Work request: Where does the string "handle" occur in the records? Copy each line that holds it.

___ Dataset records

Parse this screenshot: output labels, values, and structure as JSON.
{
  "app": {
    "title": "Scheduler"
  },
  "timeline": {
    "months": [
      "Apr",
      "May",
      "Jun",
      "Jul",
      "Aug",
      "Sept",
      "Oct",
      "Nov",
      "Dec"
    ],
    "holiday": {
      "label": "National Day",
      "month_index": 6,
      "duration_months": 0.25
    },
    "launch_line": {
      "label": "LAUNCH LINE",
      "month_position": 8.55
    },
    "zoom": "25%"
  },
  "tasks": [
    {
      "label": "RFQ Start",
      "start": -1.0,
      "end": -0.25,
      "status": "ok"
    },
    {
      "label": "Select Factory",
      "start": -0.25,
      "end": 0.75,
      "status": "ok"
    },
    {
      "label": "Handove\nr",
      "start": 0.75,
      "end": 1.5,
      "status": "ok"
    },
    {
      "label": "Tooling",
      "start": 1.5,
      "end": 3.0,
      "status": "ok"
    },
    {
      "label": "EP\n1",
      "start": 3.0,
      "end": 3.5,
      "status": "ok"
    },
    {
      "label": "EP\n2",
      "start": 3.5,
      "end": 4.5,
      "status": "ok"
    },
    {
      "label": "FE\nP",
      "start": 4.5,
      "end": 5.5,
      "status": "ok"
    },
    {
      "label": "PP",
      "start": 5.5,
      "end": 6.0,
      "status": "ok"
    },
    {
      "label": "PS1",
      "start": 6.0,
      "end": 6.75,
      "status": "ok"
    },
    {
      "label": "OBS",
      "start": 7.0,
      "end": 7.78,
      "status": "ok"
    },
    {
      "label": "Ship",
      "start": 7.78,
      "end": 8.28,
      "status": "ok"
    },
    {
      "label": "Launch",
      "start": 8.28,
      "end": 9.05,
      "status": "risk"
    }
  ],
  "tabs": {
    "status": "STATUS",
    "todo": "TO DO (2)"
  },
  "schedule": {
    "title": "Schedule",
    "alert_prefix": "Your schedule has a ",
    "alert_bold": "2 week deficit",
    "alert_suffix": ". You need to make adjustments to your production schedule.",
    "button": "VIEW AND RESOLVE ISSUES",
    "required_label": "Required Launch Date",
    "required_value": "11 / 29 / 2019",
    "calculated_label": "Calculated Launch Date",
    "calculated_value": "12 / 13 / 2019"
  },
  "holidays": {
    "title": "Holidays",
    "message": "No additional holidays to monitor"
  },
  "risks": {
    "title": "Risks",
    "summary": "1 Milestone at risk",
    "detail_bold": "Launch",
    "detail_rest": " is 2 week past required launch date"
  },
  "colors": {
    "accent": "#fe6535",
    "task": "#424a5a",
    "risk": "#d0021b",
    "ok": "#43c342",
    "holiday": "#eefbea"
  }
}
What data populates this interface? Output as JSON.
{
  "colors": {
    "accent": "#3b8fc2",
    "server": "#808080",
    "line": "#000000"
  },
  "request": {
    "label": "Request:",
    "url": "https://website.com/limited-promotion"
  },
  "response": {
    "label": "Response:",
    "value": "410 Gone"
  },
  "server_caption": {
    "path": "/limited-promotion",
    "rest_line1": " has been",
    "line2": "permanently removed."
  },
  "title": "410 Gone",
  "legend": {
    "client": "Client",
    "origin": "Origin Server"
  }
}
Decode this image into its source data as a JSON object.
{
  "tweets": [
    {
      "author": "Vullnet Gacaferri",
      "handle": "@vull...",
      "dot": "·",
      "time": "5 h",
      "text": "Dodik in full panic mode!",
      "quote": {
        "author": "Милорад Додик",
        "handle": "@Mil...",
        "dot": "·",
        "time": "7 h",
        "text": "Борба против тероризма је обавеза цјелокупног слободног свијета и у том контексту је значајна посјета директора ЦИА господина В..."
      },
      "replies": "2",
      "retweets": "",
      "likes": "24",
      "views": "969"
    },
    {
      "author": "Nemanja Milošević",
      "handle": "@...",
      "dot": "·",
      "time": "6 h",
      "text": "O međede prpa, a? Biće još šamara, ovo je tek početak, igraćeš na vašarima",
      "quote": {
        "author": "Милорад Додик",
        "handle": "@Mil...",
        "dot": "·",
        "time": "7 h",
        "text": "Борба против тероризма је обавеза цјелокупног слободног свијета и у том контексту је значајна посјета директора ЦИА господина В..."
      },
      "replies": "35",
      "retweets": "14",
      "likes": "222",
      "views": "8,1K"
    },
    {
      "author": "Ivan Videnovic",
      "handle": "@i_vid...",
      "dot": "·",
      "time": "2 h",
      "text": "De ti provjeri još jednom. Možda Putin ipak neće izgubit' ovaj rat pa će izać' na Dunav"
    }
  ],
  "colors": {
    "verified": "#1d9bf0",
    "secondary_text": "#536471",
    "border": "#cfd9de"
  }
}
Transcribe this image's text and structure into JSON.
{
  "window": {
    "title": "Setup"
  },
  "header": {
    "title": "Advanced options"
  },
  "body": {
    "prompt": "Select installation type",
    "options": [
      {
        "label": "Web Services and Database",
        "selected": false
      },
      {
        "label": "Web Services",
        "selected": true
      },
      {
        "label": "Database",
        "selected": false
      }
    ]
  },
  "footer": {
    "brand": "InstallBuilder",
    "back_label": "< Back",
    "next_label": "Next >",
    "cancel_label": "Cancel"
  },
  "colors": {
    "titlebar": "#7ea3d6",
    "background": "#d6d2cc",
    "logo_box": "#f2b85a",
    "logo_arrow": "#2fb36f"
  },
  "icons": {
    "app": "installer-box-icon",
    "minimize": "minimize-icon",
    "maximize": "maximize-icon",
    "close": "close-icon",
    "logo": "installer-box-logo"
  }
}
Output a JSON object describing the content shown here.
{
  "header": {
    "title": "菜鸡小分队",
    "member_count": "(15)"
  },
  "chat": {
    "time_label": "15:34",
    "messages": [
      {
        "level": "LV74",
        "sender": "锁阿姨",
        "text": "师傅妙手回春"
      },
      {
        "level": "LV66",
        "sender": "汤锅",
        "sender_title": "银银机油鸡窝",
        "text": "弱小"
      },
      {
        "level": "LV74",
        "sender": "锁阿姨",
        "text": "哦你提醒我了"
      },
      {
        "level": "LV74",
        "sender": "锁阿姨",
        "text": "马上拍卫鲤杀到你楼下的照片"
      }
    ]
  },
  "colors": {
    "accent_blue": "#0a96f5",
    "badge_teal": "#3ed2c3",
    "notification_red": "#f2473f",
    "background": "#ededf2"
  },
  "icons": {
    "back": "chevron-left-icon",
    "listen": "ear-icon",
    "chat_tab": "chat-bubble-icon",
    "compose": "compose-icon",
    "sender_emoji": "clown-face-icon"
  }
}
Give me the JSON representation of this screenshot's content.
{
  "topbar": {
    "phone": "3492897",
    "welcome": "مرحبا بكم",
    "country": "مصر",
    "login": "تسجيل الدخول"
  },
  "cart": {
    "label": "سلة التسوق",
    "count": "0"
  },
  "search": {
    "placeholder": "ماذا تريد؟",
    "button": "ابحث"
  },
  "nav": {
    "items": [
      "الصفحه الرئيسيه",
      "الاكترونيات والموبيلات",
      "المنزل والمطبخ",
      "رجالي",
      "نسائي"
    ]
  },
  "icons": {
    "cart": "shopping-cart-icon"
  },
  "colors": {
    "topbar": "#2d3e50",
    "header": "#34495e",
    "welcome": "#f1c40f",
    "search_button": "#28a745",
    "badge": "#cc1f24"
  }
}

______

Answer to this problem:
      "handle": "@vull...",
        "handle": "@Mil...",
      "handle": "@...",
        "handle": "@Mil...",
      "handle": "@i_vid...",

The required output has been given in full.